■ Task material
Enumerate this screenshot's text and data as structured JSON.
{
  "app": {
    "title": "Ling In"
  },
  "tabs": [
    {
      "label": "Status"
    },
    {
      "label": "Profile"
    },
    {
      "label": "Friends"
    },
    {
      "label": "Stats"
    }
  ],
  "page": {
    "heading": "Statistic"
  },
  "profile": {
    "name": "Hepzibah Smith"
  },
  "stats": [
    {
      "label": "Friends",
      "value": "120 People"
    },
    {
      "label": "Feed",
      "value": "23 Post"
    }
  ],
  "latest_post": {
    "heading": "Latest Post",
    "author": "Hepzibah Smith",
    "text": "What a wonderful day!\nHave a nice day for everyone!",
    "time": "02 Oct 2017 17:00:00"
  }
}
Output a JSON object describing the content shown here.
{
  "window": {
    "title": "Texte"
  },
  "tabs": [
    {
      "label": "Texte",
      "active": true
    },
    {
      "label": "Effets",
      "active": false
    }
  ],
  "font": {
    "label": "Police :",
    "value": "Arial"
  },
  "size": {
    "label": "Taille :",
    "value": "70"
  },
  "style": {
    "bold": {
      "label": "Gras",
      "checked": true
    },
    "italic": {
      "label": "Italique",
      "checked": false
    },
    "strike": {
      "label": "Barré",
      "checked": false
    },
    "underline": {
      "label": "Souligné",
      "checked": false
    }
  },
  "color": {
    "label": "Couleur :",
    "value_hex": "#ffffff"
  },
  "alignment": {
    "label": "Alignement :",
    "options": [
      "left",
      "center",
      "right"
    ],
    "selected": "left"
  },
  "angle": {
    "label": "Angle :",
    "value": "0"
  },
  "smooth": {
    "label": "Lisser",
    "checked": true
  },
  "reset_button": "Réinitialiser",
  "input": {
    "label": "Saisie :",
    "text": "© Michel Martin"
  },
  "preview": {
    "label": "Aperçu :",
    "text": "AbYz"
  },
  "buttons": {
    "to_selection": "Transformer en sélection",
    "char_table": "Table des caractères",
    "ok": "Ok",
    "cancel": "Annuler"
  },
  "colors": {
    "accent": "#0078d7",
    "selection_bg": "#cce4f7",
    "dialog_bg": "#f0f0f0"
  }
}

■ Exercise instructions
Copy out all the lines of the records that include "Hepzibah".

■ Answer section
    "name": "Hepzibah Smith"
    "author": "Hepzibah Smith",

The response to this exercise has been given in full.